▶ _Extracted data_:
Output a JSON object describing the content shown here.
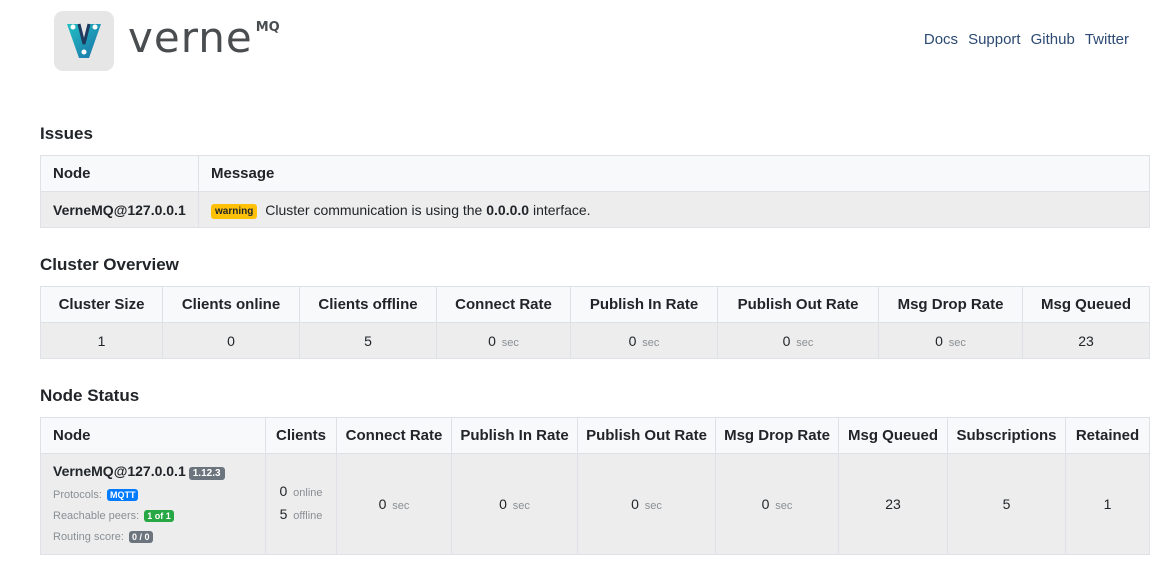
{
  "header": {
    "logo_text": "verne",
    "logo_sup": "MQ",
    "nav": [
      "Docs",
      "Support",
      "Github",
      "Twitter"
    ]
  },
  "issues": {
    "title": "Issues",
    "headers": [
      "Node",
      "Message"
    ],
    "row": {
      "node": "VerneMQ@127.0.0.1",
      "badge": "warning",
      "msg_before": "Cluster communication is using the",
      "msg_bold": "0.0.0.0",
      "msg_after": "interface."
    }
  },
  "cluster": {
    "title": "Cluster Overview",
    "headers": [
      "Cluster Size",
      "Clients online",
      "Clients offline",
      "Connect Rate",
      "Publish In Rate",
      "Publish Out Rate",
      "Msg Drop Rate",
      "Msg Queued"
    ],
    "values": {
      "cluster_size": "1",
      "clients_online": "0",
      "clients_offline": "5",
      "connect_rate": "0",
      "publish_in_rate": "0",
      "publish_out_rate": "0",
      "msg_drop_rate": "0",
      "msg_queued": "23"
    },
    "rate_unit": "sec"
  },
  "node_status": {
    "title": "Node Status",
    "headers": [
      "Node",
      "Clients",
      "Connect Rate",
      "Publish In Rate",
      "Publish Out Rate",
      "Msg Drop Rate",
      "Msg Queued",
      "Subscriptions",
      "Retained"
    ],
    "row": {
      "node": "VerneMQ@127.0.0.1",
      "version": "1.12.3",
      "protocols_label": "Protocols:",
      "protocols_badge": "MQTT",
      "peers_label": "Reachable peers:",
      "peers_badge": "1 of 1",
      "routing_label": "Routing score:",
      "routing_badge": "0 / 0",
      "clients_online": "0",
      "online_label": "online",
      "clients_offline": "5",
      "offline_label": "offline",
      "connect_rate": "0",
      "publish_in_rate": "0",
      "publish_out_rate": "0",
      "msg_drop_rate": "0",
      "msg_queued": "23",
      "subscriptions": "5",
      "retained": "1"
    },
    "rate_unit": "sec"
  },
  "colors": {
    "warning": "#ffc107",
    "link": "#2c4a72",
    "version_badge": "#6c757d",
    "protocol_badge": "#007bff",
    "peers_badge": "#28a745"
  }
}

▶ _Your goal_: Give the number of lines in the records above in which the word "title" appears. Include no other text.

▶ _Answer box_: 3